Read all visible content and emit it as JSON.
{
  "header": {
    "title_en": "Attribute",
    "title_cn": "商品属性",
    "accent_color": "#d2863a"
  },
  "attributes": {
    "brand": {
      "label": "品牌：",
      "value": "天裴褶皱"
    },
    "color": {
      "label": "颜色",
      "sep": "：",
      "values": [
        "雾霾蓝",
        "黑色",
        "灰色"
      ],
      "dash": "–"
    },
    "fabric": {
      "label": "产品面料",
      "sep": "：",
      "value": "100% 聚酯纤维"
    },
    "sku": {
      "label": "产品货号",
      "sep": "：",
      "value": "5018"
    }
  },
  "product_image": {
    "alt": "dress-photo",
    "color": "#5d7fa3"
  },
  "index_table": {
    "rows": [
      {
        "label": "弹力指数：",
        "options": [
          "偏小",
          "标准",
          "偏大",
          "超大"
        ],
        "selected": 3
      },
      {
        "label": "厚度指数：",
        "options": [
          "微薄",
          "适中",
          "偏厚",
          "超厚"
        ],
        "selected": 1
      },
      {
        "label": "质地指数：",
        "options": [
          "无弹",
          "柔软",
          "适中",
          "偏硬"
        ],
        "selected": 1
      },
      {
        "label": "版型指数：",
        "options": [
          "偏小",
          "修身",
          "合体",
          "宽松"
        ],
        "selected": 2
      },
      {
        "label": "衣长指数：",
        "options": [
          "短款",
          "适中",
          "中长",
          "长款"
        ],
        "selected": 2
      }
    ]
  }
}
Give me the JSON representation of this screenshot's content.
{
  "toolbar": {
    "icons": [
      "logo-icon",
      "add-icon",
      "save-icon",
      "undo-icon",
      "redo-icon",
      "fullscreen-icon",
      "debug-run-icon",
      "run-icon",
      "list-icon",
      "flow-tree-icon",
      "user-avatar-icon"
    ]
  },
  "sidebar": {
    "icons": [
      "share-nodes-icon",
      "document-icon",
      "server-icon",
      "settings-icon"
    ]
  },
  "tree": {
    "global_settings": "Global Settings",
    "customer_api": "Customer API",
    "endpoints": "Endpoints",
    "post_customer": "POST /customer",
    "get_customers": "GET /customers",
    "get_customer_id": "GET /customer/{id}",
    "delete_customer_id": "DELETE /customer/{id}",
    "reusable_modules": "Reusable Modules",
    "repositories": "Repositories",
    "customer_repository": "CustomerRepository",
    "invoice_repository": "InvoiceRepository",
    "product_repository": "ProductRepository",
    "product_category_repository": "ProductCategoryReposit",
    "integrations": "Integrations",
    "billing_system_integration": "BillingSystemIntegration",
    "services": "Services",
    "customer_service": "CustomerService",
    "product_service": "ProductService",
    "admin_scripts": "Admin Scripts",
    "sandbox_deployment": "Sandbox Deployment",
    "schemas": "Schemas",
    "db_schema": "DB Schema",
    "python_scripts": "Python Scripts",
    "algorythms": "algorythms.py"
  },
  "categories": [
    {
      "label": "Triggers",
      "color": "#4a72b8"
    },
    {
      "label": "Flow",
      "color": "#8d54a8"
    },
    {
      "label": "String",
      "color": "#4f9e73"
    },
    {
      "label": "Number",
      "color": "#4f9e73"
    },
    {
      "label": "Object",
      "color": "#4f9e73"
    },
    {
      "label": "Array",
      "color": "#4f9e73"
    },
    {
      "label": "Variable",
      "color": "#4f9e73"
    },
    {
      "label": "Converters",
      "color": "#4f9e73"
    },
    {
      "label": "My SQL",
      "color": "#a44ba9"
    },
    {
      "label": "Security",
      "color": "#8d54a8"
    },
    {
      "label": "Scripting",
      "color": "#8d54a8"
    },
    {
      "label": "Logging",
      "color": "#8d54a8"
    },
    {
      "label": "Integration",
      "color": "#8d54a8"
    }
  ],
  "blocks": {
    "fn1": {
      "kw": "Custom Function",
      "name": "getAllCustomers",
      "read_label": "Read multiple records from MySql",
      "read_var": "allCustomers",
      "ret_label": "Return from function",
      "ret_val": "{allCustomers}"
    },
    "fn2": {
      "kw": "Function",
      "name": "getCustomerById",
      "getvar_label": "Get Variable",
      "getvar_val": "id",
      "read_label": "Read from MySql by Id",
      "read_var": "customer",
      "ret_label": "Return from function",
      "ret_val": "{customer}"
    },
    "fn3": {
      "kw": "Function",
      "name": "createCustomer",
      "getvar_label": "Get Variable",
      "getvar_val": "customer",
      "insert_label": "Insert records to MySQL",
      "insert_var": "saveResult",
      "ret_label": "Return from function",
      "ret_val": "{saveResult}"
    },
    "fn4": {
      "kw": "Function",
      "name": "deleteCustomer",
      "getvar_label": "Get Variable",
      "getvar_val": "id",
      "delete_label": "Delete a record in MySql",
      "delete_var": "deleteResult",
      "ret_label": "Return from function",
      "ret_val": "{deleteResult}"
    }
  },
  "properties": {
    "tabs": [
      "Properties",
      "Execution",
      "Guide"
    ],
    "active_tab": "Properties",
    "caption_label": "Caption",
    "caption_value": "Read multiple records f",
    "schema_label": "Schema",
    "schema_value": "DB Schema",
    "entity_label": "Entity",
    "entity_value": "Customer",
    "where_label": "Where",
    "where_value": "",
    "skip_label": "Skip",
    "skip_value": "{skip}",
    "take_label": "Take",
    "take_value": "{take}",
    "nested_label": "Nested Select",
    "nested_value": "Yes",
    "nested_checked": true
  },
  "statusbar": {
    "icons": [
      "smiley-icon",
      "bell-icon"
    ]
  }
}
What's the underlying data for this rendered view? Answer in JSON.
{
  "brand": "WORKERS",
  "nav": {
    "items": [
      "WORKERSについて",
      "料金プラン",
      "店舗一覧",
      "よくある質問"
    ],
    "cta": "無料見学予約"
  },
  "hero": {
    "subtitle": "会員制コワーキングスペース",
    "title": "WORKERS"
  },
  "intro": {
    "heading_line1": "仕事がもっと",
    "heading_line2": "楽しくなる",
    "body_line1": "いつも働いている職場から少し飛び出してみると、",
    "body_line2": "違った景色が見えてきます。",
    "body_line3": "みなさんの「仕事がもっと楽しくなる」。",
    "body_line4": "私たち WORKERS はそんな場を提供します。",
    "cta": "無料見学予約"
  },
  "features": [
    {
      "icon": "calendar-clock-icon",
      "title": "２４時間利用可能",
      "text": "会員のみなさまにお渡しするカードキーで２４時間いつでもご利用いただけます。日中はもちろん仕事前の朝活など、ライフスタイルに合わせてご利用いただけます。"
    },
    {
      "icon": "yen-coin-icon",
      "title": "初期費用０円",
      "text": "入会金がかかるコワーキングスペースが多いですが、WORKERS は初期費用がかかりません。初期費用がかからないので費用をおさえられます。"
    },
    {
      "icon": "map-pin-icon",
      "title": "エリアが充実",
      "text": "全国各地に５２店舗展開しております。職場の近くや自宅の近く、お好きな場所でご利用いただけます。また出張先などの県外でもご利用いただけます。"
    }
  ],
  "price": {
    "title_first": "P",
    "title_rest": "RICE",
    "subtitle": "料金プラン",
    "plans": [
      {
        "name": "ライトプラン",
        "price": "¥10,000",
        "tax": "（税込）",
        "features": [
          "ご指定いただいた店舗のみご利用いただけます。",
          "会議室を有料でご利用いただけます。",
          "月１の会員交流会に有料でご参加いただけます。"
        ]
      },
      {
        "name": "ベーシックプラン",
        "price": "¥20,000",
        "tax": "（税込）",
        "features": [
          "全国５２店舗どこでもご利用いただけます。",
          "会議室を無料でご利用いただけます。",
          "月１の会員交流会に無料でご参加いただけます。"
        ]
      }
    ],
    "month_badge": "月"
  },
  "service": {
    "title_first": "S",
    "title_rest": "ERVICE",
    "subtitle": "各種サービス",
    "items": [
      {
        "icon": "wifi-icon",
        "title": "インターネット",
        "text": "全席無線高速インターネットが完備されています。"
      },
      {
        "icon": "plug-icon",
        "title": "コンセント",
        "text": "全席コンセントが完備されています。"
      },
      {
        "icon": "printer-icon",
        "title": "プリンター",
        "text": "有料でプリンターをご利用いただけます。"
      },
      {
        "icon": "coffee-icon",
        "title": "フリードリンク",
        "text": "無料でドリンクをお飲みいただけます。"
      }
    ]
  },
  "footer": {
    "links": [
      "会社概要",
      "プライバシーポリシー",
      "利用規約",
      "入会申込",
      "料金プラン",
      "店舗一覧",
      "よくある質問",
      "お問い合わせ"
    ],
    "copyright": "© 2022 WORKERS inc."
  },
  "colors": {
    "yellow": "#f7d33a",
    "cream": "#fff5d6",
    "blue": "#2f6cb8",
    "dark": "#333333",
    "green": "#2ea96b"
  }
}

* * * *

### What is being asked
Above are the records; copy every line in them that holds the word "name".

### Answer space
      "name": "getAllCustomers",
      "name": "getCustomerById",
      "name": "createCustomer",
      "name": "deleteCustomer",
        "name": "ライトプラン",
        "name": "ベーシックプラン",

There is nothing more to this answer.